Keck VE, Walther LS. Nurse encounters with dying and nondying patients. Nurs Res. 1977;26(6):465–469.
Bodner E, Cohen-Fridel S, Iancu I. Staff attitudes toward patients with borderline personality disorder. Compr Psychiatry. 2011;52(5):548–555.
Mackenzie CS, Poulin PA, Seidman-Carlson R. A brief mindfulness-based stress reduction intervention for nurses and nurse aides. Appl Nurs Res. 2006;19(2):105–109.
Sasso GM, Reimers TM, Cooper LJ, et al. Use of descriptive and experimental analyses to identify the functional properties of aberrant behavior in school settings. J Appl Behav Anal. 1992;25(4):809–821.
Bijou SW, Peterson RF, Ault MH. A method to integrate descriptive and experimental field studies at the level of data and empirical concepts. J Appl Behav Anal. 1968;1(2):175–191.
Townsend CO, Bruce BK, Hooten WM, Rome JD. The role of mental health professionals in multidisciplinary pain rehabilitation programs. J Clin Psychol. 2006;62(11):1433–1443.

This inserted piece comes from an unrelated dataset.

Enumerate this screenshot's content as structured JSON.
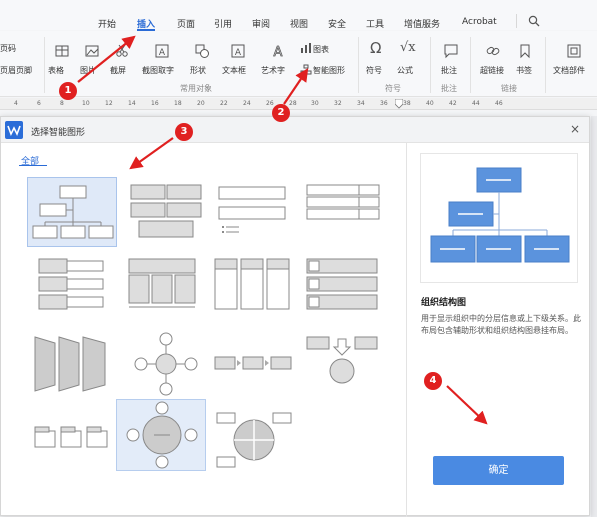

Geisser ME, Clauw DJ, Strand V, Gendreau RM, Palmer R, Williams DA. Contributions of change in clinical status parameters to Patient Global Impression of Change (PGIC) scores among persons with fibromyalgia treated with milnacipran. Pain. 2010;149(2):373–378.
This work is published and licensed by Dove Medical Press Limited. The full terms of this license are available at https://www.dovepress.com/terms.php and incorporate the Creative Commons Attribution - Non Commercial (unported, v3.0) License. By accessing the work you hereby accept the Terms. Non-commercial uses of the work are permitted without any further permission from Dove Medical Press Limited, provided the work is properly attributed. For permission for commercial use of this work, please see paragraphs 4.2 and 5 of our Terms.Download Article [PDF]